- Farm Business Management: agricultural finance, agritourism, budgets/cost and returns, business planning, community-supported agriculture, farm-to-institution, farm-to-restaurant, farmers' markets/farm stands, financial management, market study, marketing management, risk management, value added, whole farm planning
- Natural Resources/Environment: biodiversity, carbon sequestration, drift/runoff buffers, grass waterways, habitat enhancement, riparian buffers, riverbank protection, soil stabilization, wetlands, wildlife
- Pest Management: biological control, competition, cultural control, mulches - general, physical control
- Production Systems: organic agriculture, organic certification, transitioning to organic
- Soil Management: composting, earthworms, organic matter, soil analysis, soil chemistry, soil microbiology, soil quality/health
- Sustainable Communities: analysis of personal/family life, community development, local and regional food systems, new business opportunities, public participation, public policy, quality of life, urban agriculture, urban/rural integration
Texas’ Sustainable Agriculture Advisory Committee meets annually to oversee the state program for training agricultural professionals in concepts of sustainable agriculture. The program involves a multifaceted effort that provides training opportunities for County Extension Agents, FSA personnel, NRCS personnel, producers, and other agricultural professionals and also incorporates concepts of sustainable agriculture in existing, state-wide training efforts. These training opportunities include conferences, ﬁeld meetings and workshops held at various locations in Texas.
Another approach of the Texas Sustainable Agriculture Advisory Committee is to support travel of selected professionals to regional and national conferences on sustainable agriculture, with the intent of participants gaining knowledge and skills that they will share with other agricultural professionals in Texas.

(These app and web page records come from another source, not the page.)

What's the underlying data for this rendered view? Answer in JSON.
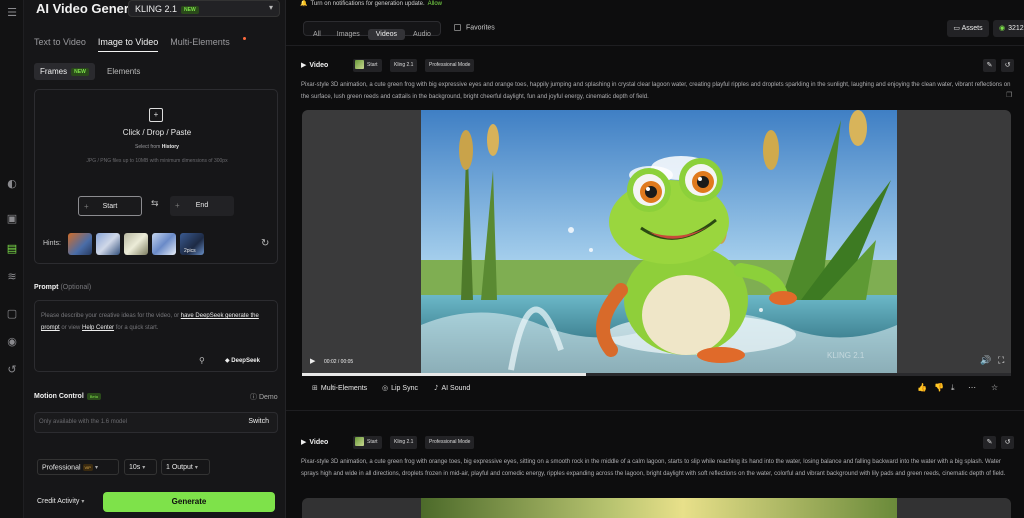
{
  "sidebar": {
    "title": "AI Video Generator",
    "model": {
      "name": "KLING 2.1",
      "badge": "NEW"
    },
    "mode_tabs": [
      "Text to Video",
      "Image to Video",
      "Multi-Elements"
    ],
    "sub_tabs": {
      "frames": "Frames",
      "frames_badge": "NEW",
      "elements": "Elements"
    },
    "upload": {
      "title": "Click / Drop / Paste",
      "select_prefix": "Select from ",
      "select_link": "History",
      "requirements": "JPG / PNG files up to 10MB with minimum dimensions of 300px"
    },
    "frames": {
      "start": "Start",
      "end": "End"
    },
    "hints": {
      "label": "Hints:",
      "more": "2pics"
    },
    "prompt": {
      "label": "Prompt",
      "optional": "(Optional)",
      "placeholder_a": "Please describe your creative ideas for the video, or ",
      "link_deepseek": "have DeepSeek generate the prompt",
      "placeholder_b": " or view ",
      "link_help": "Help Center",
      "placeholder_c": " for a quick start.",
      "deepseek": "DeepSeek"
    },
    "motion": {
      "label": "Motion Control",
      "badge": "Beta",
      "demo": "Demo",
      "placeholder": "Only available with the 1.6 model",
      "switch": "Switch"
    },
    "options": {
      "mode": "Professional",
      "mode_badge": "VIP",
      "duration": "10s",
      "outputs": "1 Output"
    },
    "credit": "Credit Activity",
    "generate": "Generate"
  },
  "main": {
    "notice": "Turn on notifications for generation update.",
    "notice_allow": "Allow",
    "filters": [
      "All",
      "Images",
      "Videos",
      "Audio"
    ],
    "active_filter": "Videos",
    "favorites": "Favorites",
    "assets": "Assets",
    "credits": "3212",
    "cards": [
      {
        "type": "Video",
        "tags": [
          "Start",
          "Kling 2.1",
          "Professional Mode"
        ],
        "prompt": "Pixar-style 3D animation, a cute green frog with big expressive eyes and orange toes, happily jumping and splashing in crystal clear lagoon water, creating playful ripples and droplets sparkling in the sunlight, laughing and enjoying the clean water, vibrant reflections on the surface, lush green reeds and cattails in the background, bright cheerful daylight, fun and joyful energy, cinematic depth of field.",
        "time": "00:02 / 00:05",
        "progress": 0.4,
        "watermark": "KLING 2.1",
        "actions": [
          "Multi-Elements",
          "Lip Sync",
          "AI Sound"
        ]
      },
      {
        "type": "Video",
        "tags": [
          "Start",
          "Kling 2.1",
          "Professional Mode"
        ],
        "prompt": "Pixar-style 3D animation, a cute green frog with orange toes, big expressive eyes, sitting on a smooth rock in the middle of a calm lagoon, starts to slip while reaching its hand into the water, losing balance and falling backward into the water with a big splash. Water sprays high and wide in all directions, droplets frozen in mid-air, playful and comedic energy, ripples expanding across the lagoon, bright daylight with soft reflections on the water, colorful and vibrant background with lily pads and green reeds, cinematic depth of field."
      }
    ]
  }
}
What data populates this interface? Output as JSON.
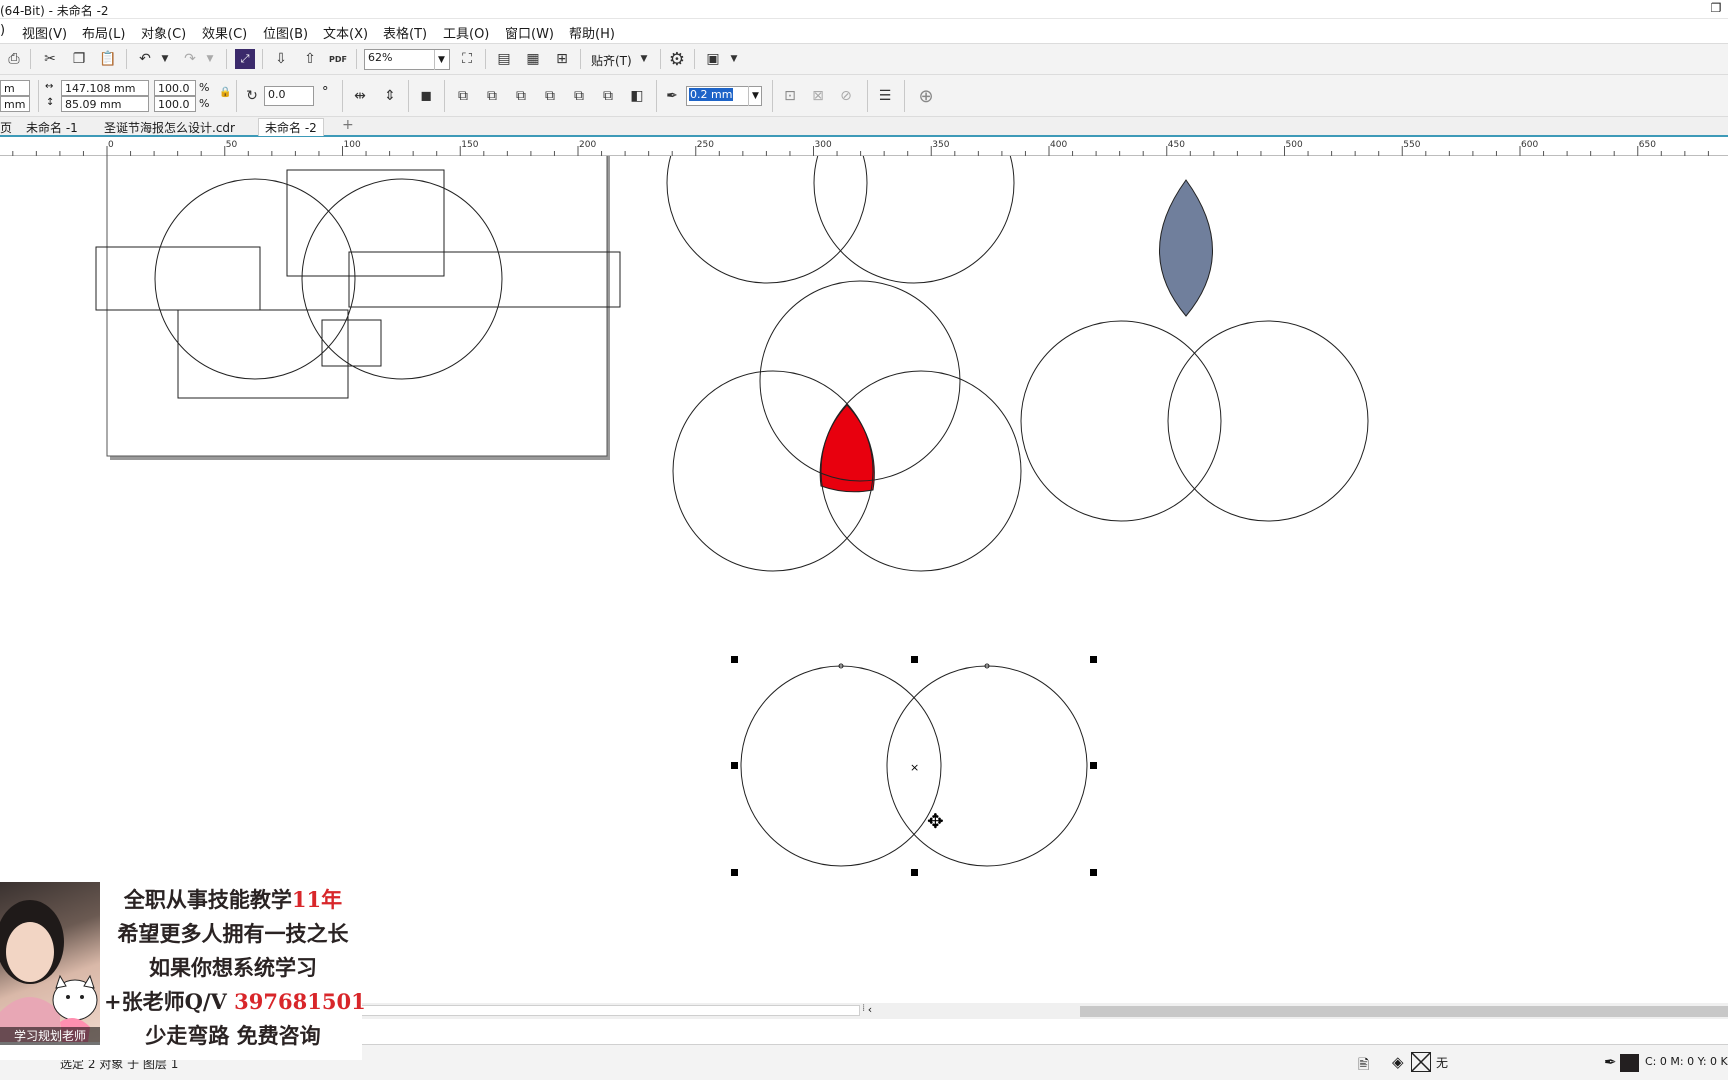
{
  "window": {
    "title": "(64-Bit) - 未命名 -2",
    "restore_glyph": "❐"
  },
  "menu": [
    "视图(V)",
    "布局(L)",
    "对象(C)",
    "效果(C)",
    "位图(B)",
    "文本(X)",
    "表格(T)",
    "工具(O)",
    "窗口(W)",
    "帮助(H)"
  ],
  "toolbar": {
    "zoom_value": "62%",
    "snap_label": "贴齐(T)",
    "pdf_label": "PDF"
  },
  "property_bar": {
    "pos_x_partial": "m",
    "pos_y_partial": "mm",
    "width_value": "147.108 mm",
    "height_value": "85.09 mm",
    "scale_x": "100.0",
    "scale_y": "100.0",
    "percent_symbol": "%",
    "rotation_value": "0.0",
    "degree_symbol": "°",
    "outline_width": "0.2 mm"
  },
  "tabs": [
    "未命名 -1",
    "圣诞节海报怎么设计.cdr",
    "未命名 -2"
  ],
  "tab_left_partial": "页",
  "active_tab_index": 2,
  "ruler": {
    "labels": [
      "0",
      "50",
      "100",
      "150",
      "200",
      "250",
      "300",
      "350",
      "400",
      "450",
      "500",
      "550",
      "600",
      "650"
    ]
  },
  "status": {
    "left_text": "选定 2 对象 于 图层 1",
    "fill_label": "无",
    "color_readout": "C: 0 M: 0 Y: 0 K:"
  },
  "promo": {
    "lines": [
      {
        "text": "全职从事技能教学",
        "red": "11年"
      },
      {
        "text": "希望更多人拥有一技之长",
        "red": ""
      },
      {
        "text": "如果你想系统学习",
        "red": ""
      },
      {
        "text": "+张老师Q/V ",
        "red": "397681501"
      },
      {
        "text": "少走弯路 免费咨询",
        "red": ""
      }
    ],
    "caption": "学习规划老师"
  },
  "colors": {
    "red_fill": "#e8000e",
    "gray_fill": "#707f9c",
    "tab_accent": "#3d9ab8"
  }
}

Program evaluation will be accomplished with pre- and post-tests designed to measure knowledge gained by participating in educational programs. A subset of attendees will be mailed an additional survey instrument four to eight months after the training to determine if participants have adopted any of the sustainable concepts presented. The aim of the evaluation is to assess knowledge gained and to determine whether new knowledge will be applied in future programs for their clientele.
Project objectives from proposal:
The program involves a multifaceted effort that provides training opportunities for County Extension Agents, FSA personnel, NRCS personnel, producers, and other agricultural professionals and also incorporates concepts of sustainable agriculture in existing, state-wide training efforts. These training opportunities include conferences, ﬁeld meetings and workshops held at various locations in Texas.
Projects designed to train Extension agents from Texas A&M AgriLife Extension Service and Prairie View A&M Cooperative Extension will meet agent’s requests for sustainable information to assist local farmers. Concepts of sustainable agriculture have been and will continue to be disseminated through new agents’ training, leadership training, seminars, workshops, farm tours, publications, websites, manuals, videos and other events (e-mail, telephone contacts, farm visits, etc.).
Sustainable agriculture training for agents, agency personnel and mentor farmers should show impacts across Texas with advances in the areas of food and ﬁber production, environmental awareness and protection, organic, IPM and alternate production methods, marketing, farmer cooperation and development of multi- disciplinary teams to reach common goals. Administrative success stories and awards should reﬂect these programs teaching sustainable practices.
Extension agents and other Extension personnel will indicate an increased knowledge of sustainable agriculture and sustainable production techniques by reporting contacts, outcomes and narratives regarding educational activities on monthly state- wide reports available to program coordinators in the form of contacts, subject material, narratives, evaluations and on-farm contacts or sustainable demonstration projects.